- [TASK TO COMPLETE] Nothing but a full, exact copy of the data is needed.

Items from an interface collection:
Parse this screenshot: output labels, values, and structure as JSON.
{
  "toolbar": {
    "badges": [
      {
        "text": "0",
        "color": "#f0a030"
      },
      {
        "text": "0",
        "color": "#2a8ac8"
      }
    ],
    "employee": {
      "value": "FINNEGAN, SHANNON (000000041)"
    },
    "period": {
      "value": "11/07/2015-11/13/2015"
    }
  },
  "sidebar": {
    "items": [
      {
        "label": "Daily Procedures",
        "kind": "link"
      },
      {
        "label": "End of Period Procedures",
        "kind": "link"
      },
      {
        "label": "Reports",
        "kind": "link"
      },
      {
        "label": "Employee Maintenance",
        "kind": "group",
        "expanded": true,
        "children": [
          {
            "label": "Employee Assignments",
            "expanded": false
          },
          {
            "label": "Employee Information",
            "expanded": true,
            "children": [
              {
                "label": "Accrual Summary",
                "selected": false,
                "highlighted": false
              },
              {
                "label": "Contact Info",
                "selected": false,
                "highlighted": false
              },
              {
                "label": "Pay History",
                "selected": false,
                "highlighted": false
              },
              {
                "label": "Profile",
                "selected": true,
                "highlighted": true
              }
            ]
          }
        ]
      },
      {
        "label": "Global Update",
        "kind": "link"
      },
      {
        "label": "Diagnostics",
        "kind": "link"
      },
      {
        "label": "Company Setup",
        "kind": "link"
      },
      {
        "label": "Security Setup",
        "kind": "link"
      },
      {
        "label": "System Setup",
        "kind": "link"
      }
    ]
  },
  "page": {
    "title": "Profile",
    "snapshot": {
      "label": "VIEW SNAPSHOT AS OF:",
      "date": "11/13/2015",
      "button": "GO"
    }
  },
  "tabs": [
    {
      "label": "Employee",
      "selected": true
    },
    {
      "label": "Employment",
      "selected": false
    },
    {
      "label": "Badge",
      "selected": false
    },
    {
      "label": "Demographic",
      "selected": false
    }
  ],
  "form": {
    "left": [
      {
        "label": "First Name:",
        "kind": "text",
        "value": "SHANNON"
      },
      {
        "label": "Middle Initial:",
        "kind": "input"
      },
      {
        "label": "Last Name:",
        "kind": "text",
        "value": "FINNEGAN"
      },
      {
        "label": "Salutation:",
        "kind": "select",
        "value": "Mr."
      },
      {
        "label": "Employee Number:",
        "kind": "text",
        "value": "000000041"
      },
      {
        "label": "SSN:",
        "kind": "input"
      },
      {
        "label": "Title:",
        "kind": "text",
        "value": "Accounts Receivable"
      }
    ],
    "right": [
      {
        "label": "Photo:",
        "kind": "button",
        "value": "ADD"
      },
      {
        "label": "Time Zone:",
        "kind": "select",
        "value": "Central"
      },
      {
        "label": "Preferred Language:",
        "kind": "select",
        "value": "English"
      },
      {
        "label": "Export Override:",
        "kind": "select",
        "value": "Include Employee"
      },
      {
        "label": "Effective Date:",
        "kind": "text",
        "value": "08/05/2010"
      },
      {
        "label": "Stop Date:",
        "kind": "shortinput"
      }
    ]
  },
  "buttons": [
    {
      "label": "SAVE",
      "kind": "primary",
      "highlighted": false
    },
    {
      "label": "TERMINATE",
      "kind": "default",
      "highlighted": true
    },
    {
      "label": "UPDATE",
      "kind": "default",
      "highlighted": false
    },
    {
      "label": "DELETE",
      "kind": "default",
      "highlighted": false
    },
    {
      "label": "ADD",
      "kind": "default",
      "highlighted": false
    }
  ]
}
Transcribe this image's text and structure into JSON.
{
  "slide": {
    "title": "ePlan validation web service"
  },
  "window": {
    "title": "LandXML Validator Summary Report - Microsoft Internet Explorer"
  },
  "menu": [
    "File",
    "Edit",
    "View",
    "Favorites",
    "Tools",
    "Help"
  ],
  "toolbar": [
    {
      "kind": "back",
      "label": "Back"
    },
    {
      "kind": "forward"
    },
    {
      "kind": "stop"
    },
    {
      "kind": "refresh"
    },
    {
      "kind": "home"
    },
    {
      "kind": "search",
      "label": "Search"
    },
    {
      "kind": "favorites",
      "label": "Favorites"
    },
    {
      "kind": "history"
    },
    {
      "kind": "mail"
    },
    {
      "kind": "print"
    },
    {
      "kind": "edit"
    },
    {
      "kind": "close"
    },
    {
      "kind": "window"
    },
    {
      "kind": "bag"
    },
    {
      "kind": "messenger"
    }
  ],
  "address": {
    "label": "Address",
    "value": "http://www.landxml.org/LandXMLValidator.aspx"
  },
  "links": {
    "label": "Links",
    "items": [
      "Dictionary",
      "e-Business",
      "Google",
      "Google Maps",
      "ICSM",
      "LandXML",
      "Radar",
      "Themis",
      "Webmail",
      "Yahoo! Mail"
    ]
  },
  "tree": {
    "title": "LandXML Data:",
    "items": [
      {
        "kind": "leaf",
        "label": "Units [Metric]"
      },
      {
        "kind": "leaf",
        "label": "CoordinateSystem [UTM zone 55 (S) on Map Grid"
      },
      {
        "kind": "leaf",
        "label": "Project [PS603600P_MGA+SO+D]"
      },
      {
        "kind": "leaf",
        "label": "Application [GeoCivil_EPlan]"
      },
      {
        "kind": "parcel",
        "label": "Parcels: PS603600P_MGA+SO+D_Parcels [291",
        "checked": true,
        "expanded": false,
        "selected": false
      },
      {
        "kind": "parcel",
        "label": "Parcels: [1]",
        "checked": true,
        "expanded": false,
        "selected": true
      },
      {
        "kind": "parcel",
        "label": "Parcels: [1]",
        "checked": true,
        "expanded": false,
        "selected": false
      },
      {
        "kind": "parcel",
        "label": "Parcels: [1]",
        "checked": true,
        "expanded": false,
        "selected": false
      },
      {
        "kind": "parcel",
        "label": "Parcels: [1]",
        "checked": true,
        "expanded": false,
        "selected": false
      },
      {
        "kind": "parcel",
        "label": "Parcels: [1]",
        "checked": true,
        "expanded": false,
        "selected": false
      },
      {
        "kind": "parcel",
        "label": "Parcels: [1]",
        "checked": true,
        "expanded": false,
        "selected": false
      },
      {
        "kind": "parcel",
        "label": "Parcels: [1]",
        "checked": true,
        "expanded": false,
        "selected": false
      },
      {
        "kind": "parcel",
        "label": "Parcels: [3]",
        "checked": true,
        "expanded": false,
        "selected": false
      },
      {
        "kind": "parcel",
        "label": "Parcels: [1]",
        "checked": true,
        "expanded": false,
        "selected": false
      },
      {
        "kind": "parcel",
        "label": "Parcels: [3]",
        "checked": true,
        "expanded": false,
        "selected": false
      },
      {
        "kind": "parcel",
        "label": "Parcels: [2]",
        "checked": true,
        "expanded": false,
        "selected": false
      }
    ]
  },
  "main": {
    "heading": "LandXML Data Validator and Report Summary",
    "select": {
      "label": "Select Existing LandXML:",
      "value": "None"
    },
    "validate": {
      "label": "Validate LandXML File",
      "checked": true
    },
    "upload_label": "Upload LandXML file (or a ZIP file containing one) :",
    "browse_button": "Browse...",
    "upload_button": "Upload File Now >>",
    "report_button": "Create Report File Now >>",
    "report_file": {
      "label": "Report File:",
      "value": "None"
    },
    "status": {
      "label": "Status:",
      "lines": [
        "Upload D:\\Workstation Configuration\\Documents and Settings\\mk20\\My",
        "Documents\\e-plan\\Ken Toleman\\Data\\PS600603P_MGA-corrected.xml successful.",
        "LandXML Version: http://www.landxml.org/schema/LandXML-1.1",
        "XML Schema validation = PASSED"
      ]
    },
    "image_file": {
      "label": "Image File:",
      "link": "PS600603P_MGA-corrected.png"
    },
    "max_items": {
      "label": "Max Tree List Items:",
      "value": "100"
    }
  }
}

- [TASK RESPONSE]
Parse this screenshot: output labels, values, and structure as JSON.
{
  "toolbar": {
    "badges": [
      {
        "text": "0",
        "color": "#f0a030"
      },
      {
        "text": "0",
        "color": "#2a8ac8"
      }
    ],
    "employee": {
      "value": "FINNEGAN, SHANNON (000000041)"
    },
    "period": {
      "value": "11/07/2015-11/13/2015"
    }
  },
  "sidebar": {
    "items": [
      {
        "label": "Daily Procedures",
        "kind": "link"
      },
      {
        "label": "End of Period Procedures",
        "kind": "link"
      },
      {
        "label": "Reports",
        "kind": "link"
      },
      {
        "label": "Employee Maintenance",
        "kind": "group",
        "expanded": true,
        "children": [
          {
            "label": "Employee Assignments",
            "expanded": false
          },
          {
            "label": "Employee Information",
            "expanded": true,
            "children": [
              {
                "label": "Accrual Summary",
                "selected": false,
                "highlighted": false
              },
              {
                "label": "Contact Info",
                "selected": false,
                "highlighted": false
              },
              {
                "label": "Pay History",
                "selected": false,
                "highlighted": false
              },
              {
                "label": "Profile",
                "selected": true,
                "highlighted": true
              }
            ]
          }
        ]
      },
      {
        "label": "Global Update",
        "kind": "link"
      },
      {
        "label": "Diagnostics",
        "kind": "link"
      },
      {
        "label": "Company Setup",
        "kind": "link"
      },
      {
        "label": "Security Setup",
        "kind": "link"
      },
      {
        "label": "System Setup",
        "kind": "link"
      }
    ]
  },
  "page": {
    "title": "Profile",
    "snapshot": {
      "label": "VIEW SNAPSHOT AS OF:",
      "date": "11/13/2015",
      "button": "GO"
    }
  },
  "tabs": [
    {
      "label": "Employee",
      "selected": true
    },
    {
      "label": "Employment",
      "selected": false
    },
    {
      "label": "Badge",
      "selected": false
    },
    {
      "label": "Demographic",
      "selected": false
    }
  ],
  "form": {
    "left": [
      {
        "label": "First Name:",
        "kind": "text",
        "value": "SHANNON"
      },
      {
        "label": "Middle Initial:",
        "kind": "input"
      },
      {
        "label": "Last Name:",
        "kind": "text",
        "value": "FINNEGAN"
      },
      {
        "label": "Salutation:",
        "kind": "select",
        "value": "Mr."
      },
      {
        "label": "Employee Number:",
        "kind": "text",
        "value": "000000041"
      },
      {
        "label": "SSN:",
        "kind": "input"
      },
      {
        "label": "Title:",
        "kind": "text",
        "value": "Accounts Receivable"
      }
    ],
    "right": [
      {
        "label": "Photo:",
        "kind": "button",
        "value": "ADD"
      },
      {
        "label": "Time Zone:",
        "kind": "select",
        "value": "Central"
      },
      {
        "label": "Preferred Language:",
        "kind": "select",
        "value": "English"
      },
      {
        "label": "Export Override:",
        "kind": "select",
        "value": "Include Employee"
      },
      {
        "label": "Effective Date:",
        "kind": "text",
        "value": "08/05/2010"
      },
      {
        "label": "Stop Date:",
        "kind": "shortinput"
      }
    ]
  },
  "buttons": [
    {
      "label": "SAVE",
      "kind": "primary",
      "highlighted": false
    },
    {
      "label": "TERMINATE",
      "kind": "default",
      "highlighted": true
    },
    {
      "label": "UPDATE",
      "kind": "default",
      "highlighted": false
    },
    {
      "label": "DELETE",
      "kind": "default",
      "highlighted": false
    },
    {
      "label": "ADD",
      "kind": "default",
      "highlighted": false
    }
  ]
}
Transcribe this image's text and structure into JSON.
{
  "slide": {
    "title": "ePlan validation web service"
  },
  "window": {
    "title": "LandXML Validator Summary Report - Microsoft Internet Explorer"
  },
  "menu": [
    "File",
    "Edit",
    "View",
    "Favorites",
    "Tools",
    "Help"
  ],
  "toolbar": [
    {
      "kind": "back",
      "label": "Back"
    },
    {
      "kind": "forward"
    },
    {
      "kind": "stop"
    },
    {
      "kind": "refresh"
    },
    {
      "kind": "home"
    },
    {
      "kind": "search",
      "label": "Search"
    },
    {
      "kind": "favorites",
      "label": "Favorites"
    },
    {
      "kind": "history"
    },
    {
      "kind": "mail"
    },
    {
      "kind": "print"
    },
    {
      "kind": "edit"
    },
    {
      "kind": "close"
    },
    {
      "kind": "window"
    },
    {
      "kind": "bag"
    },
    {
      "kind": "messenger"
    }
  ],
  "address": {
    "label": "Address",
    "value": "http://www.landxml.org/LandXMLValidator.aspx"
  },
  "links": {
    "label": "Links",
    "items": [
      "Dictionary",
      "e-Business",
      "Google",
      "Google Maps",
      "ICSM",
      "LandXML",
      "Radar",
      "Themis",
      "Webmail",
      "Yahoo! Mail"
    ]
  },
  "tree": {
    "title": "LandXML Data:",
    "items": [
      {
        "kind": "leaf",
        "label": "Units [Metric]"
      },
      {
        "kind": "leaf",
        "label": "CoordinateSystem [UTM zone 55 (S) on Map Grid"
      },
      {
        "kind": "leaf",
        "label": "Project [PS603600P_MGA+SO+D]"
      },
      {
        "kind": "leaf",
        "label": "Application [GeoCivil_EPlan]"
      },
      {
        "kind": "parcel",
        "label": "Parcels: PS603600P_MGA+SO+D_Parcels [291",
        "checked": true,
        "expanded": false,
        "selected": false
      },
      {
        "kind": "parcel",
        "label": "Parcels: [1]",
        "checked": true,
        "expanded": false,
        "selected": true
      },
      {
        "kind": "parcel",
        "label": "Parcels: [1]",
        "checked": true,
        "expanded": false,
        "selected": false
      },
      {
        "kind": "parcel",
        "label": "Parcels: [1]",
        "checked": true,
        "expanded": false,
        "selected": false
      },
      {
        "kind": "parcel",
        "label": "Parcels: [1]",
        "checked": true,
        "expanded": false,
        "selected": false
      },
      {
        "kind": "parcel",
        "label": "Parcels: [1]",
        "checked": true,
        "expanded": false,
        "selected": false
      },
      {
        "kind": "parcel",
        "label": "Parcels: [1]",
        "checked": true,
        "expanded": false,
        "selected": false
      },
      {
        "kind": "parcel",
        "label": "Parcels: [1]",
        "checked": true,
        "expanded": false,
        "selected": false
      },
      {
        "kind": "parcel",
        "label": "Parcels: [3]",
        "checked": true,
        "expanded": false,
        "selected": false
      },
      {
        "kind": "parcel",
        "label": "Parcels: [1]",
        "checked": true,
        "expanded": false,
        "selected": false
      },
      {
        "kind": "parcel",
        "label": "Parcels: [3]",
        "checked": true,
        "expanded": false,
        "selected": false
      },
      {
        "kind": "parcel",
        "label": "Parcels: [2]",
        "checked": true,
        "expanded": false,
        "selected": false
      }
    ]
  },
  "main": {
    "heading": "LandXML Data Validator and Report Summary",
    "select": {
      "label": "Select Existing LandXML:",
      "value": "None"
    },
    "validate": {
      "label": "Validate LandXML File",
      "checked": true
    },
    "upload_label": "Upload LandXML file (or a ZIP file containing one) :",
    "browse_button": "Browse...",
    "upload_button": "Upload File Now >>",
    "report_button": "Create Report File Now >>",
    "report_file": {
      "label": "Report File:",
      "value": "None"
    },
    "status": {
      "label": "Status:",
      "lines": [
        "Upload D:\\Workstation Configuration\\Documents and Settings\\mk20\\My",
        "Documents\\e-plan\\Ken Toleman\\Data\\PS600603P_MGA-corrected.xml successful.",
        "LandXML Version: http://www.landxml.org/schema/LandXML-1.1",
        "XML Schema validation = PASSED"
      ]
    },
    "image_file": {
      "label": "Image File:",
      "link": "PS600603P_MGA-corrected.png"
    },
    "max_items": {
      "label": "Max Tree List Items:",
      "value": "100"
    }
  }
}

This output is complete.